My encounter with the photographer was a highlight because of how congenial he was. He took the time to explain how he had made his field camera. He himself had done the carpentry on the box and the leatherwork for the bellows, affixing a lens he had purchased. He showed me the plates in this leather bag, set up beforehand, double sided, ready to be loaded. He allowed me to peer through lens, trying to focus an upside down, left-right flipped portrait of a pair of reenactors in costume. I was grateful. He did not mind a stranger handling an apparatus could have been damaged easily with a careless knock.
Then he uttered an important statement about his hobby — it gave me insight into why I, too, partake in the pastime albeit with the ease of the 35mm format. I asked how much he would be able to do over the course of the day. He answered the maximum was thirty, out of that he would be lucky to have focused ten, and then perhaps for keepers there would be a total of three. He said he would count that a success. Changing from digital to film calls for changing the method of photography, and changing from 35mm to large format more so. There is a difference between efficiency and effectiveness.
The point is that the process matters more than the product. That is the opposite of how it is for the professional. The pioneer who was operating a field camera when it was a new gadget had to come through to earn a fee. The client would not care much about the skill involved. They might wonder about the technology. But the pleasure of the photographer was merely incidental. A photo was valuable. It was not disposable. Such a memento was permanent, a keepsake, to be inserted in a frame or locket, fashioned from a precious metal.
For the acquaintance I struck up (whose name, rudely, I failed to record, rendering him anonymous to me as the railroad workers had been to their bosses), I infer, and for me, however, the process is the point. The truth is I care as much about the joy of looking for the subject, figuring out how to compose the scene, setting the exposure best, and being both patient enough to wait as well as decisive enough to capture the moment, as I do how the negative turns out. I like editing. Although I enjoy ending up with a print, I rarely do.
There is much in life that is more process than product. Democracy, likewise, is a process instead of a product. It is not so much a means to an end as an end in itself. You cannot buy it, nor own it, without destroying it. It cannot be finished, other than as tragedy. Democracy is about participating.

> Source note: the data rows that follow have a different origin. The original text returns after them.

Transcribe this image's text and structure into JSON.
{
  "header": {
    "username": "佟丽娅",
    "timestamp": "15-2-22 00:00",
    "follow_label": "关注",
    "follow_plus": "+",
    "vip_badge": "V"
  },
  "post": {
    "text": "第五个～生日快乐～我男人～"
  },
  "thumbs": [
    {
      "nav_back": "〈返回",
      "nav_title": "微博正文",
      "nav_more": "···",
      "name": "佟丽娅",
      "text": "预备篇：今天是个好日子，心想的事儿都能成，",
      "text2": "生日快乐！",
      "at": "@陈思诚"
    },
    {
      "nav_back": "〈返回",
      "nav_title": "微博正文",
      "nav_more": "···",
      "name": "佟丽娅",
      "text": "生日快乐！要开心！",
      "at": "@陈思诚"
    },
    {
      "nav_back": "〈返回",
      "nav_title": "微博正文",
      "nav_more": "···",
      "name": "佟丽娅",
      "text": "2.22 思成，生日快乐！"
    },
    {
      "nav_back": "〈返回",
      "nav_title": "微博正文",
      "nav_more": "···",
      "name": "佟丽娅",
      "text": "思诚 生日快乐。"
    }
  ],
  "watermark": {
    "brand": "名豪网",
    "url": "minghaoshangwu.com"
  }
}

It is an exercise of rights and a fulfillment of responsibilities.
“Photograph” is a verb as well as a noun. For those of us privileged to have a day job enabling us to acquire equipment and film, the verb can take precedence over the noun.